───── Data
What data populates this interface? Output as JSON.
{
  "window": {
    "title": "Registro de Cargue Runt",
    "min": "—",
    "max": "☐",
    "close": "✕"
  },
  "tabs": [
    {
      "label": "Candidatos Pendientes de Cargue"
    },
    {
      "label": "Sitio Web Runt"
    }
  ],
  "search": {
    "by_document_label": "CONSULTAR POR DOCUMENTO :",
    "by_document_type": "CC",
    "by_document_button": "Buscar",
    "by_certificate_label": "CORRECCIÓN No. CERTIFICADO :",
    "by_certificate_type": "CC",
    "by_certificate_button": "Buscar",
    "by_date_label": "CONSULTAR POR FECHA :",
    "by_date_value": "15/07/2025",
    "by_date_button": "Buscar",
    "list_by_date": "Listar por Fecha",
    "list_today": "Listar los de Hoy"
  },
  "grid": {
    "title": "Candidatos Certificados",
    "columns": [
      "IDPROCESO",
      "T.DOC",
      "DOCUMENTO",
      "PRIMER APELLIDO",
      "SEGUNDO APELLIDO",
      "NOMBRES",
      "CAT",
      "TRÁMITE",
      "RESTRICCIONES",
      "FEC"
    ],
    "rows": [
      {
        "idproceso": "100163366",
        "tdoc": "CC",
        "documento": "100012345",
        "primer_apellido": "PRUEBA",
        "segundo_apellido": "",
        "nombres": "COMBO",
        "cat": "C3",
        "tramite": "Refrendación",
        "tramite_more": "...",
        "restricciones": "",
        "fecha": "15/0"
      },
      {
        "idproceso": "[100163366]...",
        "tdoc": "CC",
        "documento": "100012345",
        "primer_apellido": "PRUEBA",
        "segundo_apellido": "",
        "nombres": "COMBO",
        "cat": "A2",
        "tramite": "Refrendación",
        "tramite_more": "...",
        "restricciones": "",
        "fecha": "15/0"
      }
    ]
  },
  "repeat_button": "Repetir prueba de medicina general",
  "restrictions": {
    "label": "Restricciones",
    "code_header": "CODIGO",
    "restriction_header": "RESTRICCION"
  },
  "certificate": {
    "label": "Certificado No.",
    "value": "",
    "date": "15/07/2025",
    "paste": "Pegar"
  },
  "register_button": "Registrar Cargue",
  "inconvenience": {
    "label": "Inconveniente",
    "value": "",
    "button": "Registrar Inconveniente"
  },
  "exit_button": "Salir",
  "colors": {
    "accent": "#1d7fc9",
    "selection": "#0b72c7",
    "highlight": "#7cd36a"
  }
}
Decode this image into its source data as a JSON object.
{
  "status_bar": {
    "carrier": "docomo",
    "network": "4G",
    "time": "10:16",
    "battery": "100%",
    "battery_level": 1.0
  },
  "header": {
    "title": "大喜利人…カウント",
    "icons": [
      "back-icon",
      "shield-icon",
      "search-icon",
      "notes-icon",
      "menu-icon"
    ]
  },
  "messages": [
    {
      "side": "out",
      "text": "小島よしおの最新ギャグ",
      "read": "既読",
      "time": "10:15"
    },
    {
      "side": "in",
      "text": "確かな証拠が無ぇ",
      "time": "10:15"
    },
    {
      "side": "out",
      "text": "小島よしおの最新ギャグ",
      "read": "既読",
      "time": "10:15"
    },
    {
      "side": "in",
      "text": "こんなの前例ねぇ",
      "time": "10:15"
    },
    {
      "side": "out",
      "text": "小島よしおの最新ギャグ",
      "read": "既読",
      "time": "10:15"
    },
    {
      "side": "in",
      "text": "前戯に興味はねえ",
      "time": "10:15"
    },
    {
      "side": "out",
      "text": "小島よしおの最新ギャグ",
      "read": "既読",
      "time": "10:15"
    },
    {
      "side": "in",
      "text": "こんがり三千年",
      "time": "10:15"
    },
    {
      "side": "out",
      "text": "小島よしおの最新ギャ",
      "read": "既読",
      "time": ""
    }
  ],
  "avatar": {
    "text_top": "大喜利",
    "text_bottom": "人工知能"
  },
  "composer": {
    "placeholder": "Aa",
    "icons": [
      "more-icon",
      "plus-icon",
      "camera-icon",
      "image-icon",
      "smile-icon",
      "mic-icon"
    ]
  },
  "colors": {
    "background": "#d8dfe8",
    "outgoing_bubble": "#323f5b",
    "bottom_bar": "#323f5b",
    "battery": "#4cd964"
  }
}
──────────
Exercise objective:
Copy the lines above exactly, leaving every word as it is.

Worked solution:
What data populates this interface? Output as JSON.
{
  "window": {
    "title": "Registro de Cargue Runt",
    "min": "—",
    "max": "☐",
    "close": "✕"
  },
  "tabs": [
    {
      "label": "Candidatos Pendientes de Cargue"
    },
    {
      "label": "Sitio Web Runt"
    }
  ],
  "search": {
    "by_document_label": "CONSULTAR POR DOCUMENTO :",
    "by_document_type": "CC",
    "by_document_button": "Buscar",
    "by_certificate_label": "CORRECCIÓN No. CERTIFICADO :",
    "by_certificate_type": "CC",
    "by_certificate_button": "Buscar",
    "by_date_label": "CONSULTAR POR FECHA :",
    "by_date_value": "15/07/2025",
    "by_date_button": "Buscar",
    "list_by_date": "Listar por Fecha",
    "list_today": "Listar los de Hoy"
  },
  "grid": {
    "title": "Candidatos Certificados",
    "columns": [
      "IDPROCESO",
      "T.DOC",
      "DOCUMENTO",
      "PRIMER APELLIDO",
      "SEGUNDO APELLIDO",
      "NOMBRES",
      "CAT",
      "TRÁMITE",
      "RESTRICCIONES",
      "FEC"
    ],
    "rows": [
      {
        "idproceso": "100163366",
        "tdoc": "CC",
        "documento": "100012345",
        "primer_apellido": "PRUEBA",
        "segundo_apellido": "",
        "nombres": "COMBO",
        "cat": "C3",
        "tramite": "Refrendación",
        "tramite_more": "...",
        "restricciones": "",
        "fecha": "15/0"
      },
      {
        "idproceso": "[100163366]...",
        "tdoc": "CC",
        "documento": "100012345",
        "primer_apellido": "PRUEBA",
        "segundo_apellido": "",
        "nombres": "COMBO",
        "cat": "A2",
        "tramite": "Refrendación",
        "tramite_more": "...",
        "restricciones": "",
        "fecha": "15/0"
      }
    ]
  },
  "repeat_button": "Repetir prueba de medicina general",
  "restrictions": {
    "label": "Restricciones",
    "code_header": "CODIGO",
    "restriction_header": "RESTRICCION"
  },
  "certificate": {
    "label": "Certificado No.",
    "value": "",
    "date": "15/07/2025",
    "paste": "Pegar"
  },
  "register_button": "Registrar Cargue",
  "inconvenience": {
    "label": "Inconveniente",
    "value": "",
    "button": "Registrar Inconveniente"
  },
  "exit_button": "Salir",
  "colors": {
    "accent": "#1d7fc9",
    "selection": "#0b72c7",
    "highlight": "#7cd36a"
  }
}
Decode this image into its source data as a JSON object.
{
  "status_bar": {
    "carrier": "docomo",
    "network": "4G",
    "time": "10:16",
    "battery": "100%",
    "battery_level": 1.0
  },
  "header": {
    "title": "大喜利人…カウント",
    "icons": [
      "back-icon",
      "shield-icon",
      "search-icon",
      "notes-icon",
      "menu-icon"
    ]
  },
  "messages": [
    {
      "side": "out",
      "text": "小島よしおの最新ギャグ",
      "read": "既読",
      "time": "10:15"
    },
    {
      "side": "in",
      "text": "確かな証拠が無ぇ",
      "time": "10:15"
    },
    {
      "side": "out",
      "text": "小島よしおの最新ギャグ",
      "read": "既読",
      "time": "10:15"
    },
    {
      "side": "in",
      "text": "こんなの前例ねぇ",
      "time": "10:15"
    },
    {
      "side": "out",
      "text": "小島よしおの最新ギャグ",
      "read": "既読",
      "time": "10:15"
    },
    {
      "side": "in",
      "text": "前戯に興味はねえ",
      "time": "10:15"
    },
    {
      "side": "out",
      "text": "小島よしおの最新ギャグ",
      "read": "既読",
      "time": "10:15"
    },
    {
      "side": "in",
      "text": "こんがり三千年",
      "time": "10:15"
    },
    {
      "side": "out",
      "text": "小島よしおの最新ギャ",
      "read": "既読",
      "time": ""
    }
  ],
  "avatar": {
    "text_top": "大喜利",
    "text_bottom": "人工知能"
  },
  "composer": {
    "placeholder": "Aa",
    "icons": [
      "more-icon",
      "plus-icon",
      "camera-icon",
      "image-icon",
      "smile-icon",
      "mic-icon"
    ]
  },
  "colors": {
    "background": "#d8dfe8",
    "outgoing_bubble": "#323f5b",
    "bottom_bar": "#323f5b",
    "battery": "#4cd964"
  }
}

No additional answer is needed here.